And that brings us of course to money. That earth metal symbol that the ancients saw in reflected sunlight from the heavens, and collectively agreed that this was indeed spirit and ‘god’ mirrored in matter. The early cultures believed the more ‘Gold’ you had, the closer you were to the light or spirit of the sun ‘God’. And of course those that had this knowledge or sacred language (jargon) inherited the power in its manifest hierarchical roles and guises.

In fact the early Roman’s saw gold as sacred also, but in being human, you were considered damned if you were to literally touch this aspect of the divine. This is why ancient money was handed over to the Jews (early pagans) to deal with on behalf of the Romans, as the Jews were considered ungodly in the first instance by the Roman’s. The term ‘Filthy Luca’ (dirty money) has its roots here.

Here we start to see how social status relates to those that have, and to those that have not, and the history of our need for materialism and object fetishisms. The more or less we materially posses of ‘worth’ and ‘value’, equals; the more or less ‘worth’ and ‘value’ you 'are'.

The origins of merchants (mercantilism) and capitalism lie here and more importantly, whether you perceive, or are perceived as good or bad, worth or worthless, of value or value-less.

Lastly but by no means least there is ‘existential’ guilt. The inevitable burden that one may feel knowing that in every decision one makes will have an outcome for better or for worse for ones self and for others. This is why many will submit to being told what to do, and agree to an authority (be that the leader, the boss, the parent, the government, the god, the spouse, the society/culture) lest a mistake or wrong doing is made, and guilt is the outcome. And often paradoxically (or co-dependently) the authoritarian character in their assertive role often needs the agreement of the submissive other to assuage their guilt.

Guilt then comes in a few disguises, masked by history and the passing of time. Not just priests and law makers, but all humans have cultivated a need for cultural meaning making systems born out of a need to find meaning in our mortality. We are all born in nature as mortal animal and over thousands of years we have developed a way of finding symbolic meaning for our lives in multitude aspects of culture.

Guilt then is partly a construct that is imposed on us by history and our cultural indebtedness. However, this will only remain part of our makeup if we continue to unconsciously impose the guilt position on our selves, tacitly accepting and agreeing to it when invited.

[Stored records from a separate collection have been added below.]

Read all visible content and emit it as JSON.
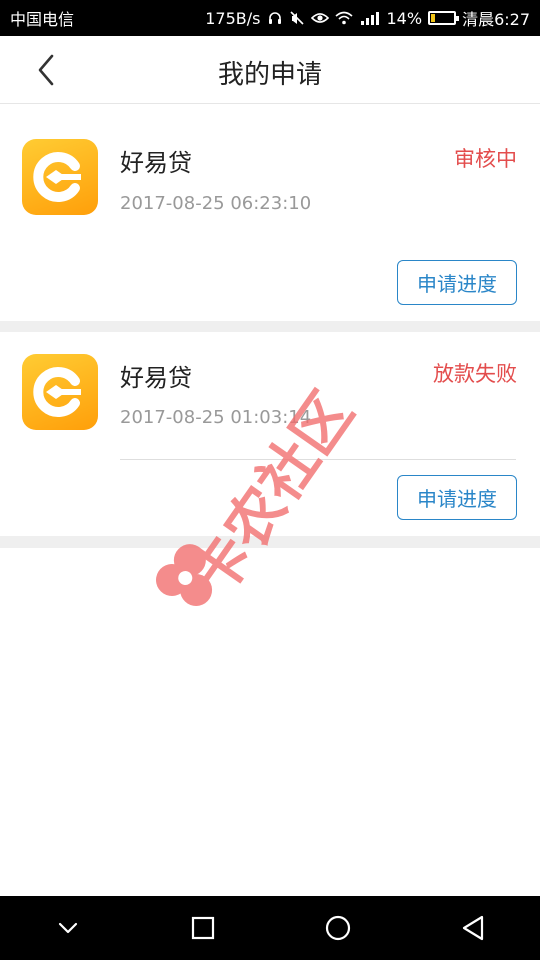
{
  "status_bar": {
    "carrier": "中国电信",
    "network_speed": "175B/s",
    "battery_percent": "14%",
    "time": "清晨6:27",
    "icons": [
      "headset-icon",
      "mute-icon",
      "eye-icon",
      "wifi-icon",
      "signal-icon",
      "battery-icon"
    ]
  },
  "header": {
    "title": "我的申请",
    "back_icon": "chevron-left-icon"
  },
  "applications": [
    {
      "app_name": "好易贷",
      "timestamp": "2017-08-25 06:23:10",
      "status": "审核中",
      "button_label": "申请进度"
    },
    {
      "app_name": "好易贷",
      "timestamp": "2017-08-25 01:03:14",
      "status": "放款失败",
      "button_label": "申请进度"
    }
  ],
  "watermark": {
    "text": "卡农社区"
  },
  "colors": {
    "status_red": "#e34d4d",
    "accent_blue": "#2a86c8",
    "logo_orange": "#ff9f0a",
    "watermark_red": "#f26d6d"
  },
  "nav_bar": {
    "icons": [
      "chevron-down-icon",
      "square-icon",
      "circle-icon",
      "triangle-back-icon"
    ]
  }
}
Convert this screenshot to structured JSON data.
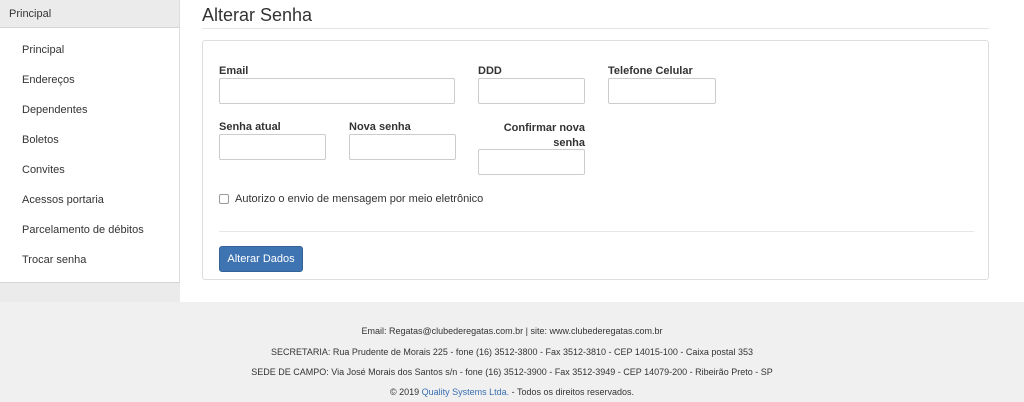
{
  "sidebar": {
    "header": "Principal",
    "items": [
      {
        "label": "Principal"
      },
      {
        "label": "Endereços"
      },
      {
        "label": "Dependentes"
      },
      {
        "label": "Boletos"
      },
      {
        "label": "Convites"
      },
      {
        "label": "Acessos portaria"
      },
      {
        "label": "Parcelamento de débitos"
      },
      {
        "label": "Trocar senha"
      }
    ]
  },
  "main": {
    "title": "Alterar Senha",
    "form": {
      "email_label": "Email",
      "ddd_label": "DDD",
      "phone_label": "Telefone Celular",
      "current_password_label": "Senha atual",
      "new_password_label": "Nova senha",
      "confirm_password_label_line1": "Confirmar nova",
      "confirm_password_label_line2": "senha",
      "consent_label": "Autorizo o envio de mensagem por meio eletrônico",
      "submit_label": "Alterar Dados"
    }
  },
  "footer": {
    "line1": "Email: Regatas@clubederegatas.com.br | site: www.clubederegatas.com.br",
    "line2": "SECRETARIA: Rua Prudente de Morais 225 - fone (16) 3512-3800 - Fax 3512-3810 - CEP 14015-100 - Caixa postal 353",
    "line3": "SEDE DE CAMPO: Via José Morais dos Santos s/n - fone (16) 3512-3900 - Fax 3512-3949 - CEP 14079-200 - Ribeirão Preto - SP",
    "copyright_prefix": "© 2019 ",
    "company_link": "Quality Systems Ltda.",
    "copyright_suffix": " - Todos os direitos reservados."
  },
  "colors": {
    "primary_button": "#3f74b3",
    "link": "#3a6fb0",
    "sidebar_header_bg": "#ebebeb",
    "page_bg": "#f0f0f0"
  }
}
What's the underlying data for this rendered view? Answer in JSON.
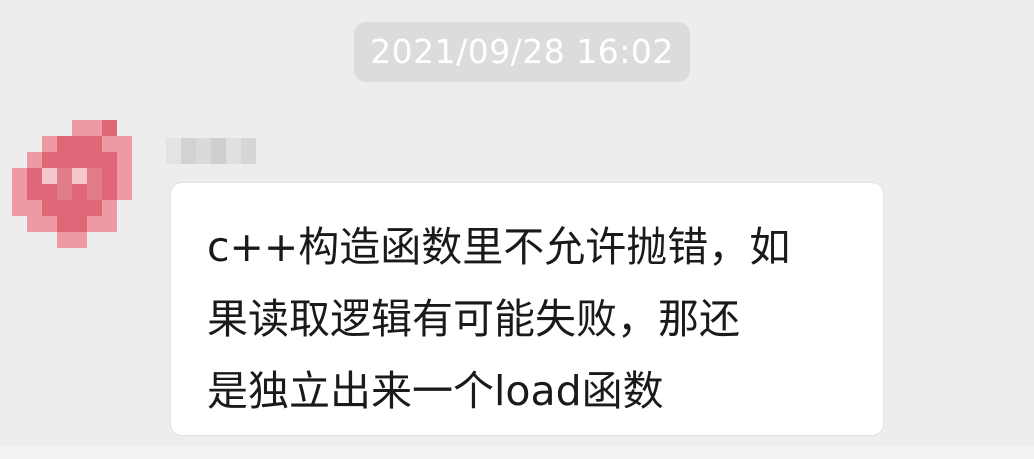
{
  "chat": {
    "timestamp": "2021/09/28 16:02",
    "message": {
      "lines": [
        "c++构造函数里不允许抛错，如",
        "果读取逻辑有可能失败，那还",
        "是独立出来一个load函数"
      ]
    }
  },
  "colors": {
    "background": "#ededed",
    "timestamp_bg": "#dcdcdc",
    "bubble_bg": "#ffffff",
    "avatar_tint": "#e06777"
  },
  "icons": {
    "avatar": "blurred-avatar",
    "sender_name": "blurred-sender-name"
  }
}
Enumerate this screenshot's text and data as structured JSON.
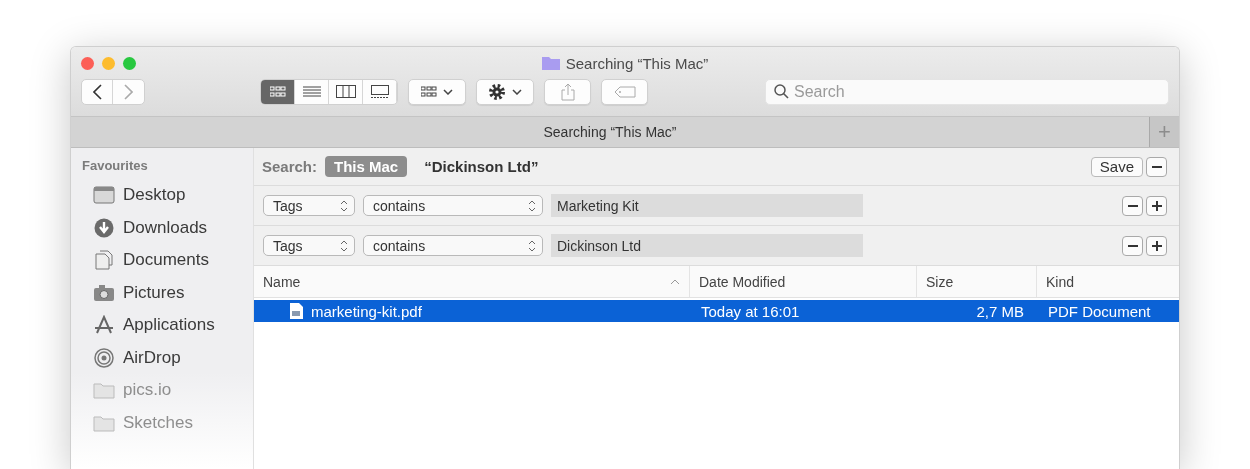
{
  "window": {
    "title": "Searching “This Mac”"
  },
  "toolbar": {
    "views": [
      {
        "kind": "icons",
        "selected": true
      },
      {
        "kind": "list",
        "selected": false
      },
      {
        "kind": "columns",
        "selected": false
      },
      {
        "kind": "gallery",
        "selected": false
      }
    ],
    "search": {
      "placeholder": "Search"
    }
  },
  "tab_bar": {
    "tabs": [
      {
        "label": "Searching “This Mac”",
        "selected": true
      }
    ],
    "add": "+"
  },
  "sidebar": {
    "heading": "Favourites",
    "items": [
      {
        "label": "Desktop",
        "kind": "desktop",
        "dimmed": false
      },
      {
        "label": "Downloads",
        "kind": "downloads",
        "dimmed": false
      },
      {
        "label": "Documents",
        "kind": "documents",
        "dimmed": false
      },
      {
        "label": "Pictures",
        "kind": "pictures",
        "dimmed": false
      },
      {
        "label": "Applications",
        "kind": "applications",
        "dimmed": false
      },
      {
        "label": "AirDrop",
        "kind": "airdrop",
        "dimmed": false
      },
      {
        "label": "pics.io",
        "kind": "folder",
        "dimmed": true
      },
      {
        "label": "Sketches",
        "kind": "folder",
        "dimmed": true
      }
    ]
  },
  "search_bar": {
    "label": "Search:",
    "scopes": [
      {
        "label": "This Mac",
        "selected": true
      },
      {
        "label": "“Dickinson Ltd”",
        "selected": false
      }
    ],
    "save": "Save"
  },
  "criteria": [
    {
      "attribute": "Tags",
      "operator": "contains",
      "value": "Marketing Kit"
    },
    {
      "attribute": "Tags",
      "operator": "contains",
      "value": "Dickinson Ltd"
    }
  ],
  "table": {
    "columns": [
      {
        "label": "Name",
        "sorted": true
      },
      {
        "label": "Date Modified",
        "sorted": false
      },
      {
        "label": "Size",
        "sorted": false
      },
      {
        "label": "Kind",
        "sorted": false
      }
    ],
    "rows": [
      {
        "name": "marketing-kit.pdf",
        "date_modified": "Today at 16:01",
        "size": "2,7 MB",
        "kind": "PDF Document",
        "selected": true
      }
    ]
  }
}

Perhaps then imagine for a moment, what would happen if we were to personally to decide to let go of all the inherited and historical guilt that we carry and to also collectively give up on the guilt, that is part of the glue that keeps the wheels of society turning.